[ACTIVITY]:
Your answer must be every line of the data that holds the string "true".

[INFORMATION SUPPLIED]:
○ ○ ○ ○

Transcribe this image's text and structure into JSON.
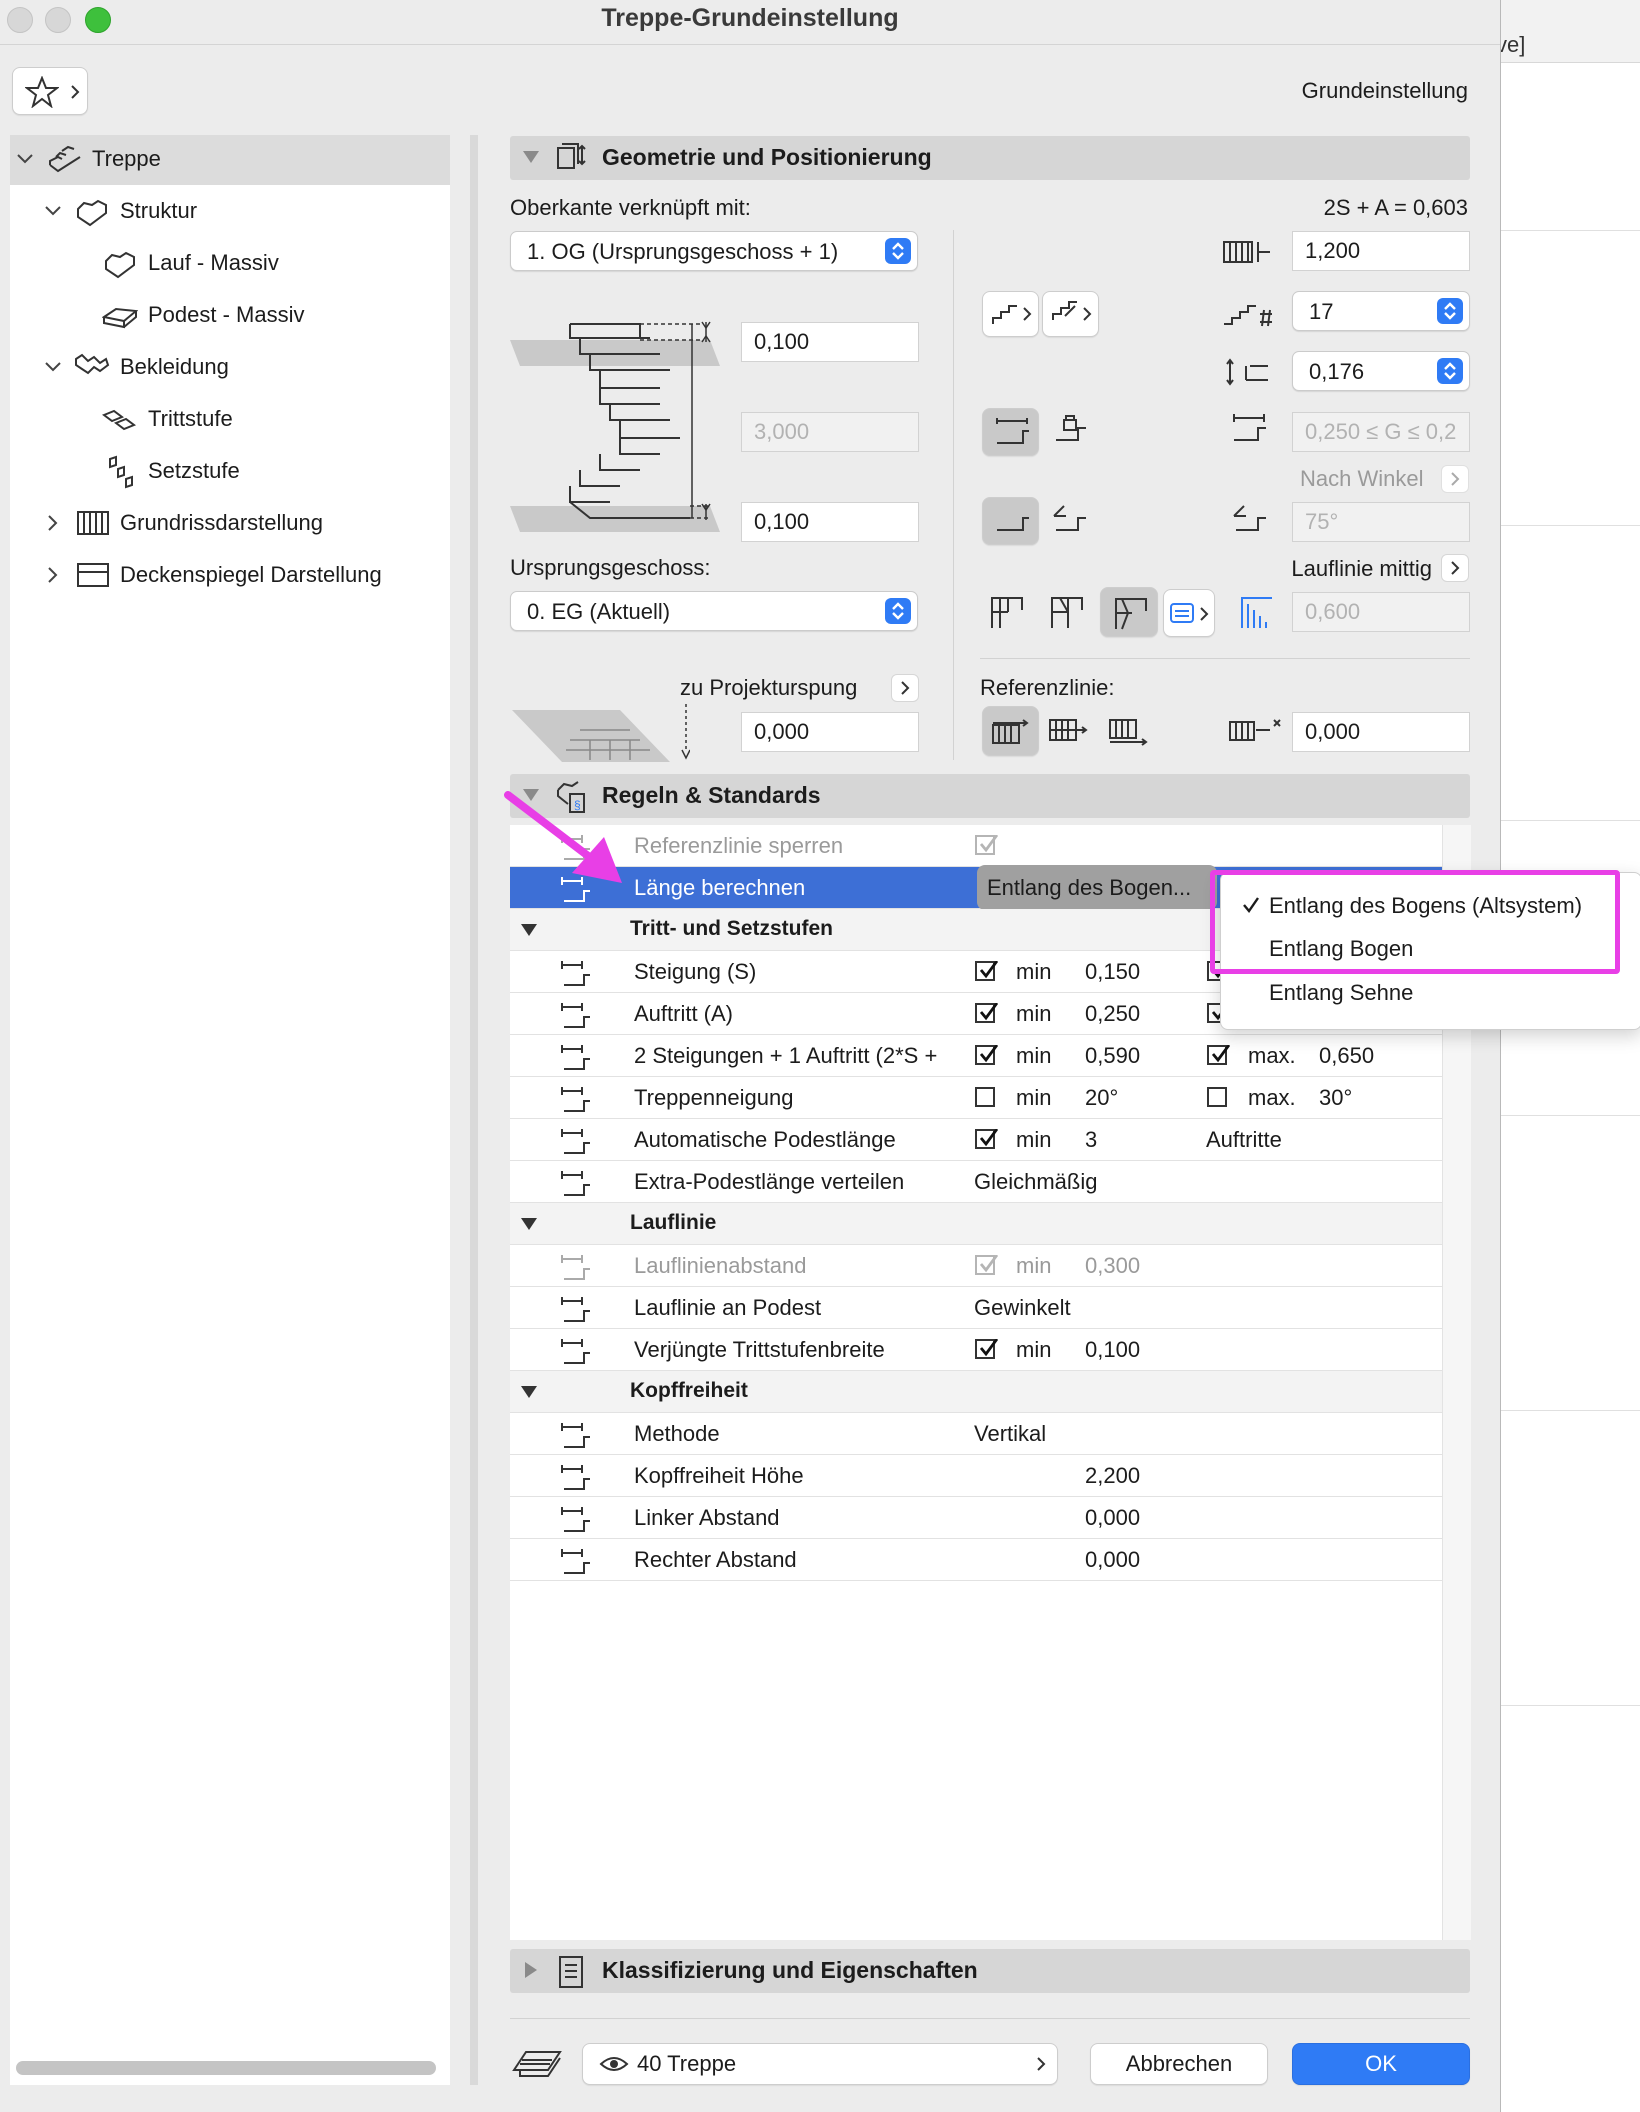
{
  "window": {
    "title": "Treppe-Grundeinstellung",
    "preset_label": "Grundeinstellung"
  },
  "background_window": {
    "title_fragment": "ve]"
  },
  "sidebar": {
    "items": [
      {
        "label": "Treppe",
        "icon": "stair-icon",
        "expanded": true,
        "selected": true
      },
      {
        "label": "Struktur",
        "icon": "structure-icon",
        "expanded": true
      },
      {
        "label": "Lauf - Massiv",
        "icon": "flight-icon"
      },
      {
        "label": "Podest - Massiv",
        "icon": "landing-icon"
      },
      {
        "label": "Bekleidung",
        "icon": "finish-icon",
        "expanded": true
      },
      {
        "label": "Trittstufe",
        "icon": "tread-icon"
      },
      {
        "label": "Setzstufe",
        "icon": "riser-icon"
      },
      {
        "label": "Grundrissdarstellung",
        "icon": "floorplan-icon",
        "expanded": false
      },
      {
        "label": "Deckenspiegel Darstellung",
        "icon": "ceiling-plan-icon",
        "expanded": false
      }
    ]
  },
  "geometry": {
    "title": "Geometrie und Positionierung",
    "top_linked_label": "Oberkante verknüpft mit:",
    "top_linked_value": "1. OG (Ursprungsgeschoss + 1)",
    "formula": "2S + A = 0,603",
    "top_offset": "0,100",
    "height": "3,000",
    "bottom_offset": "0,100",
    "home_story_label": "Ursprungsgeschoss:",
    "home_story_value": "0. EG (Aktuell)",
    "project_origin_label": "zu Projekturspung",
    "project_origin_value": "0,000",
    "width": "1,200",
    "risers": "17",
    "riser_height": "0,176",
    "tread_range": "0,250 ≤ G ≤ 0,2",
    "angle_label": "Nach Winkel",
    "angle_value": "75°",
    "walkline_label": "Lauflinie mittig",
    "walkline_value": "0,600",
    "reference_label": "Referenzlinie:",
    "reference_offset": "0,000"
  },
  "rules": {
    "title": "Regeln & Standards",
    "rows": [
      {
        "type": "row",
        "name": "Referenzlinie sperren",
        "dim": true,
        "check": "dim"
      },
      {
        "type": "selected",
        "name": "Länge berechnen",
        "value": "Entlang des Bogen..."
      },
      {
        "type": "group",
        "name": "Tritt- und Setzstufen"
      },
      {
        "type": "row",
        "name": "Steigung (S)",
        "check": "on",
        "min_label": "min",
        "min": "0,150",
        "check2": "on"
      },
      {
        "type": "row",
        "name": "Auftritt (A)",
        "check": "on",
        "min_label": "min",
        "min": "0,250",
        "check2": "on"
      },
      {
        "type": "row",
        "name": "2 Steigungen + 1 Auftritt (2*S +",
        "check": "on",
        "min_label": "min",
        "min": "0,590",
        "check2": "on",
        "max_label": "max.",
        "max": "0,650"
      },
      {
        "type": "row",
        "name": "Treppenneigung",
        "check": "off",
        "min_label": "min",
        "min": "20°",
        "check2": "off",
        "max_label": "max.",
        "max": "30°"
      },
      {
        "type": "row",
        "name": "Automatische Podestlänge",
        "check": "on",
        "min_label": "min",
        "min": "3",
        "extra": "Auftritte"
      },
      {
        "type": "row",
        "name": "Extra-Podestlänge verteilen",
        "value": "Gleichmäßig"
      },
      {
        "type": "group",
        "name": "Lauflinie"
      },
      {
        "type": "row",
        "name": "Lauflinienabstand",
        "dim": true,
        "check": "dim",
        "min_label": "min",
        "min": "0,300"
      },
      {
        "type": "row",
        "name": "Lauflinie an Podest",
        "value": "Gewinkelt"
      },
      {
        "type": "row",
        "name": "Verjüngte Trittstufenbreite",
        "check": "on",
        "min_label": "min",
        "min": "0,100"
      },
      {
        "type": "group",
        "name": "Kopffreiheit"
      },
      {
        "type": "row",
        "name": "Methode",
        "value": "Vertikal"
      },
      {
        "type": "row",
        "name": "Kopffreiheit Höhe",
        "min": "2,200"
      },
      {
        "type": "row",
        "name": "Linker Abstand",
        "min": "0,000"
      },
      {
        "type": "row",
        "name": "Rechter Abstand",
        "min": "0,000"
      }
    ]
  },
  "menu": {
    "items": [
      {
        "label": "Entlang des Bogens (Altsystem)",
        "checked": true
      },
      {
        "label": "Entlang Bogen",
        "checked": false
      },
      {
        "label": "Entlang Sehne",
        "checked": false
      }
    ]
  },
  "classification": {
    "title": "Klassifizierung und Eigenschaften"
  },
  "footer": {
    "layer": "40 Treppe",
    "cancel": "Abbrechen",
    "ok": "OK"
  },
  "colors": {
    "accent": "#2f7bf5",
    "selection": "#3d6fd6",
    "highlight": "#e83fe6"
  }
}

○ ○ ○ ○

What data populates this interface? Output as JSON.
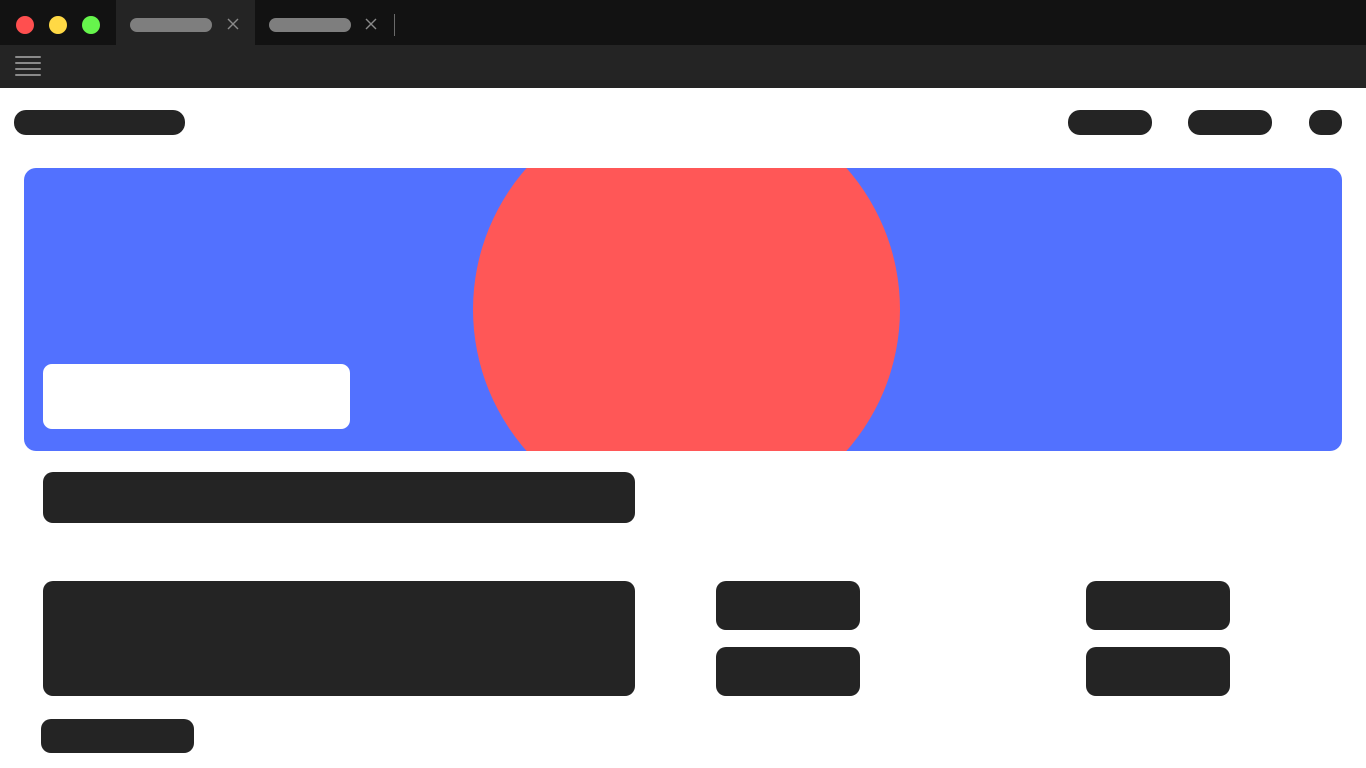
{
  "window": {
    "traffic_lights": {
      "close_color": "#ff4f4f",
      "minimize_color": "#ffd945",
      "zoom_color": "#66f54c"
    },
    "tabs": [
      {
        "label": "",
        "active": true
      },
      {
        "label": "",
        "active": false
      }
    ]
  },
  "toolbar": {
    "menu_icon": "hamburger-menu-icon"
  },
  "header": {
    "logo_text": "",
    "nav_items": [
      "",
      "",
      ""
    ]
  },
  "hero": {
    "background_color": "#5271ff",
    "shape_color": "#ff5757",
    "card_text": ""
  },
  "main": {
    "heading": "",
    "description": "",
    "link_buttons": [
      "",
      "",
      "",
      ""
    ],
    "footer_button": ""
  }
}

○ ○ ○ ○

[YOUR SOLUTION]:
        "expanded": true,
        "selected": true
        "expanded": true
        "expanded": true
        "dim": true,
        "dim": true,
        "checked": true
        "active": true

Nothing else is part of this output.